Dealing with yellowing teeth is a common issue for many people. Teeth can become discolored from smoking, food and drink stains, or plaque and tartar buildup. However, sometimes people notice that just one tooth is discolored when the rest around them are their normal shade. What causes this, and what can be done about it?
Tooth decay often happens when the enamel (the hard, protective coating on the outside of your teeth) starts to erode. When this is gone, it’s more likely that plaque can stick to your teeth (and plaque is filled with bacteria).
If you see a dark spot on one tooth, this can be a sign of many other things, too, such as:
- Cavities – Cavities that are left untreated can cause brown, yellow, or black spots on a tooth.
- Tooth decay – Teeth will turn gray, brown, or black if the pulp inside has died.
- Injury – Trauma to teeth can damage the nerves, which can cause spots or whole-tooth discoloration.
- Tartar buildup – When plaque isn’t removed, it turns into tartar, which stains teeth and can be difficult to remove.
- Fluorosis (excess fluoride) – Sometimes children receive too much fluoride during the time that their teeth are forming. This can cause fluorosis, which can result in tooth discoloration.
- Celiac disease – Celiac disease (gluten intolerance) can cause wear and tear on teeth enamel, which in turn causes brown spots on the teeth.
- Overuse of antibiotics – Certain antibiotics, mainly tetracycline and doxycycline, can cause discolored teeth. This typically happens in children who took these medications regularly while their permanent teeth were forming, but it can also be caused when the mother took them during pregnancy.
- Tartar buildup -Single-tooth discoloration can also be caused by tartar buildup. Tartar is hardened plaque, and it often presents as yellow or brown, usually by the gumline.
- Chlorhexidine mouthwash – This type of mouthwash is prescribed for people with halitosis or chronic bad breath. Although it kills the bad bacteria which cause bad breath, it can cause brown spots on the teeth.
Usually, when only one tooth is discolored (i.e., yellow, gray, or brown) and there aren’t spots on the surrounding teeth, it can signify a root issue. Check with your dentist and get an x-ray to determine if there are issues underneath your gums that are causing single teeth to become discolored. If the pulp inside your teeth dies and has caused your tooth to turn brown, you’ll probably need a root canal.
Many people also notice that their teeth become spotty with age. This is sometimes a result of a few factors, such as enamel wearing down over time, darkening dentin (the substance underneath enamel that surrounds each tooth), and years of stains from food and drink.

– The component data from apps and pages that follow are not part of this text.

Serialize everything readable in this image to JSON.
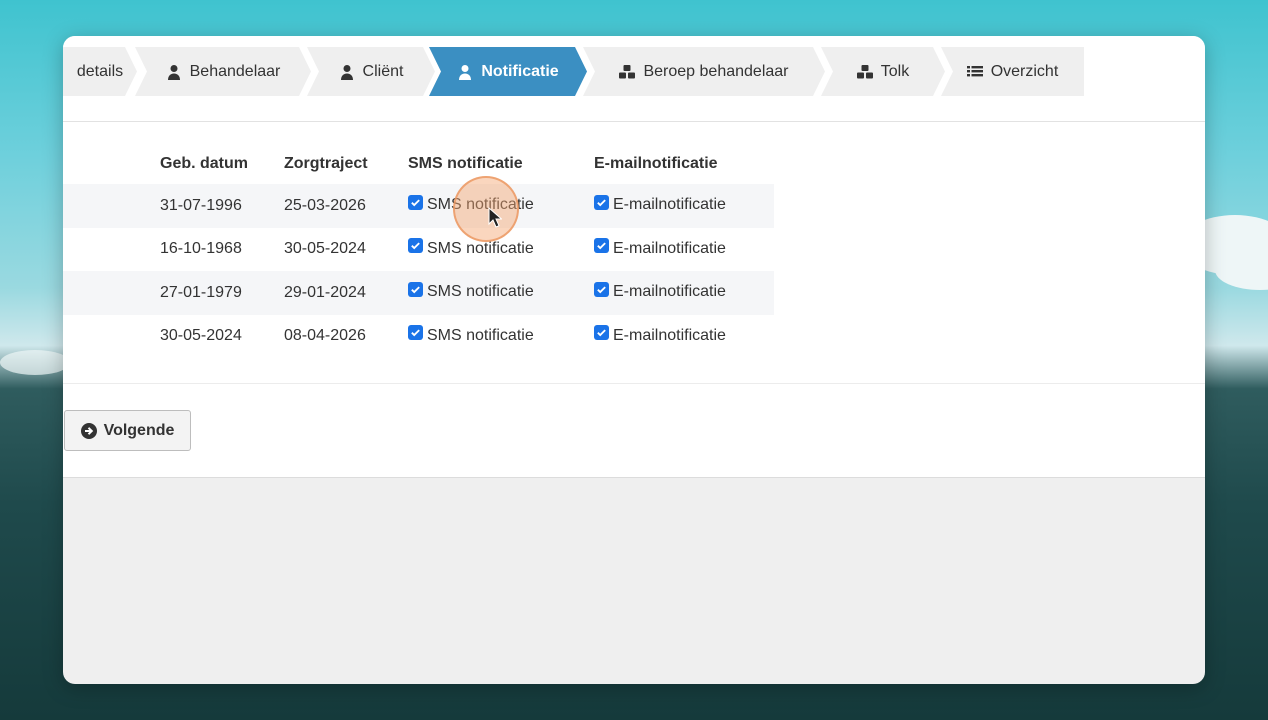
{
  "steps": [
    {
      "label": "details",
      "icon": "none",
      "state": "done"
    },
    {
      "label": "Behandelaar",
      "icon": "user-icon",
      "state": "done"
    },
    {
      "label": "Cliënt",
      "icon": "user-icon",
      "state": "done"
    },
    {
      "label": "Notificatie",
      "icon": "user-icon",
      "state": "active"
    },
    {
      "label": "Beroep behandelaar",
      "icon": "cubes-icon",
      "state": "todo"
    },
    {
      "label": "Tolk",
      "icon": "cubes-icon",
      "state": "todo"
    },
    {
      "label": "Overzicht",
      "icon": "list-icon",
      "state": "todo"
    }
  ],
  "table": {
    "headers": [
      "",
      "Geb. datum",
      "Zorgtraject",
      "SMS notificatie",
      "E-mailnotificatie"
    ],
    "rows": [
      {
        "geb_datum": "31-07-1996",
        "zorgtraject": "25-03-2026",
        "sms_label": "SMS notificatie",
        "sms_checked": true,
        "email_label": "E-mailnotificatie",
        "email_checked": true
      },
      {
        "geb_datum": "16-10-1968",
        "zorgtraject": "30-05-2024",
        "sms_label": "SMS notificatie",
        "sms_checked": true,
        "email_label": "E-mailnotificatie",
        "email_checked": true
      },
      {
        "geb_datum": "27-01-1979",
        "zorgtraject": "29-01-2024",
        "sms_label": "SMS notificatie",
        "sms_checked": true,
        "email_label": "E-mailnotificatie",
        "email_checked": true
      },
      {
        "geb_datum": "30-05-2024",
        "zorgtraject": "08-04-2026",
        "sms_label": "SMS notificatie",
        "sms_checked": true,
        "email_label": "E-mailnotificatie",
        "email_checked": true
      }
    ]
  },
  "actions": {
    "next_label": "Volgende",
    "next_icon": "arrow-circle-right-icon"
  },
  "colors": {
    "active_step": "#3b8fc2",
    "checkbox": "#1a73e8",
    "cursor_highlight": "#f4a46e"
  }
}
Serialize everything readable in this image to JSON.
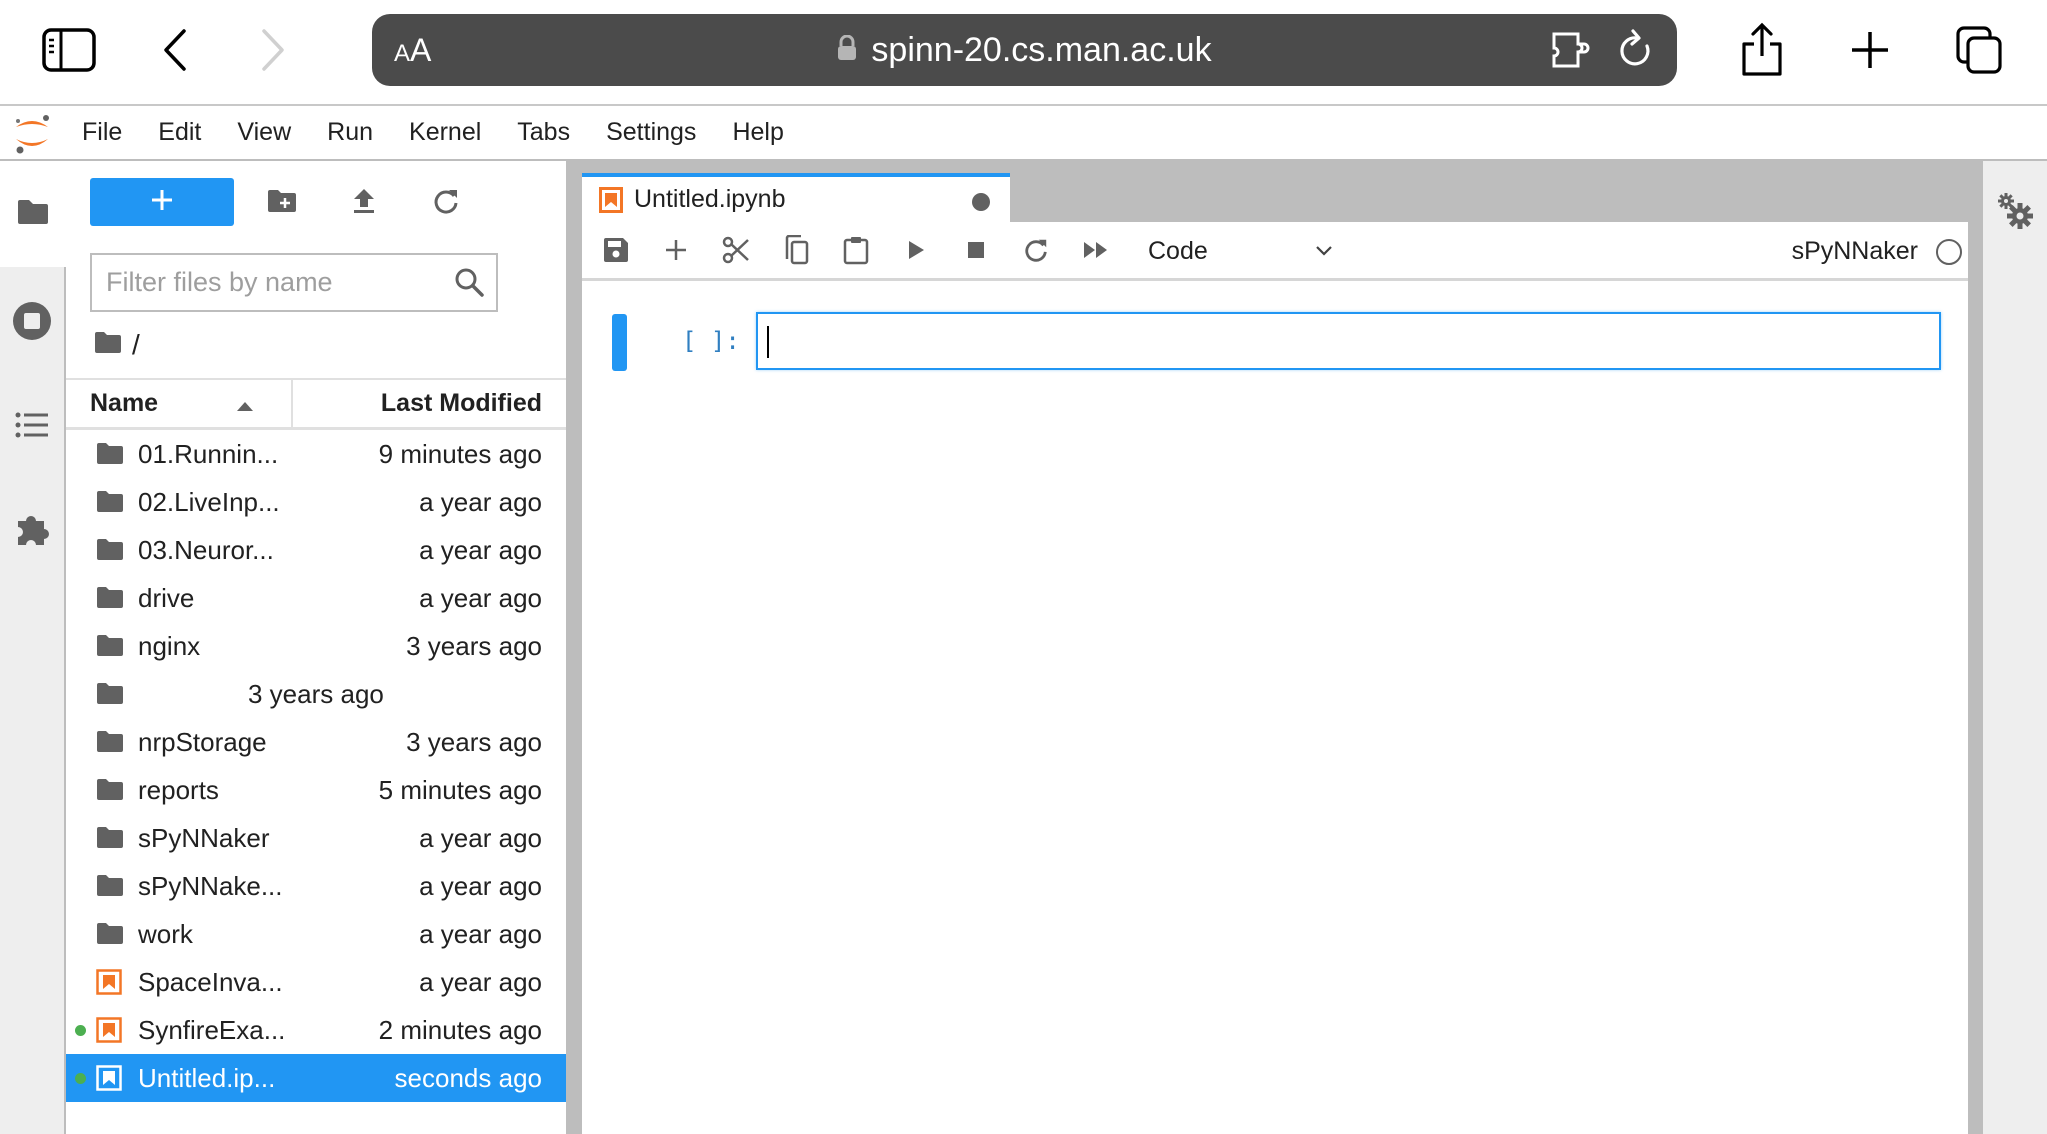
{
  "browser": {
    "text_size_button": {
      "small": "A",
      "large": "A"
    },
    "url": "spinn-20.cs.man.ac.uk",
    "icons": [
      "sidebar-toggle-icon",
      "back-icon",
      "forward-icon",
      "lock-icon",
      "extension-icon",
      "reload-icon",
      "share-icon",
      "new-tab-icon",
      "tabs-overview-icon"
    ]
  },
  "menubar": {
    "items": [
      "File",
      "Edit",
      "View",
      "Run",
      "Kernel",
      "Tabs",
      "Settings",
      "Help"
    ]
  },
  "activity_bar": {
    "items": [
      {
        "name": "file-browser",
        "icon": "folder-icon",
        "active": true
      },
      {
        "name": "running-terminals-kernels",
        "icon": "stop-circle-icon",
        "active": false
      },
      {
        "name": "table-of-contents",
        "icon": "list-icon",
        "active": false
      },
      {
        "name": "extension-manager",
        "icon": "puzzle-icon",
        "active": false
      }
    ]
  },
  "file_browser": {
    "new_launcher_label": "+",
    "filter_placeholder": "Filter files by name",
    "filter_value": "",
    "breadcrumb": "/",
    "columns": {
      "name": "Name",
      "last_modified": "Last Modified"
    },
    "sort": {
      "column": "name",
      "direction": "ascending"
    },
    "files": [
      {
        "name": "01.Runnin...",
        "modified": "9 minutes ago",
        "type": "folder",
        "running": false,
        "selected": false
      },
      {
        "name": "02.LiveInp...",
        "modified": "a year ago",
        "type": "folder",
        "running": false,
        "selected": false
      },
      {
        "name": "03.Neuror...",
        "modified": "a year ago",
        "type": "folder",
        "running": false,
        "selected": false
      },
      {
        "name": "drive",
        "modified": "a year ago",
        "type": "folder",
        "running": false,
        "selected": false
      },
      {
        "name": "nginx",
        "modified": "3 years ago",
        "type": "folder",
        "running": false,
        "selected": false
      },
      {
        "name": "",
        "modified": "3 years ago",
        "type": "folder",
        "running": false,
        "selected": false
      },
      {
        "name": "nrpStorage",
        "modified": "3 years ago",
        "type": "folder",
        "running": false,
        "selected": false
      },
      {
        "name": "reports",
        "modified": "5 minutes ago",
        "type": "folder",
        "running": false,
        "selected": false
      },
      {
        "name": "sPyNNaker",
        "modified": "a year ago",
        "type": "folder",
        "running": false,
        "selected": false
      },
      {
        "name": "sPyNNake...",
        "modified": "a year ago",
        "type": "folder",
        "running": false,
        "selected": false
      },
      {
        "name": "work",
        "modified": "a year ago",
        "type": "folder",
        "running": false,
        "selected": false
      },
      {
        "name": "SpaceInva...",
        "modified": "a year ago",
        "type": "notebook",
        "running": false,
        "selected": false
      },
      {
        "name": "SynfireExa...",
        "modified": "2 minutes ago",
        "type": "notebook",
        "running": true,
        "selected": false
      },
      {
        "name": "Untitled.ip...",
        "modified": "seconds ago",
        "type": "notebook",
        "running": true,
        "selected": true
      }
    ]
  },
  "notebook": {
    "tab": {
      "title": "Untitled.ipynb",
      "dirty": true
    },
    "toolbar": {
      "buttons": [
        "save",
        "insert-cell",
        "cut",
        "copy",
        "paste",
        "run",
        "interrupt",
        "restart",
        "restart-run-all"
      ],
      "cell_type": "Code",
      "kernel_name": "sPyNNaker",
      "kernel_status": "idle"
    },
    "cells": [
      {
        "type": "code",
        "prompt": "[ ]:",
        "source": "",
        "active": true
      }
    ]
  },
  "colors": {
    "accent": "#2196f3",
    "notebook_orange": "#f37626",
    "running_green": "#4caf50",
    "url_bar": "#4b4b4b",
    "icon_gray": "#616161",
    "dock_gray": "#bdbdbd"
  }
}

Check your teeth carefully for spots and make sure that you’re staying up on dentist visits twice a year. If you notice that one tooth is discolored compared to the rest, don’t ignore it! Treating the issue early can mean saving your tooth and preventing further damage.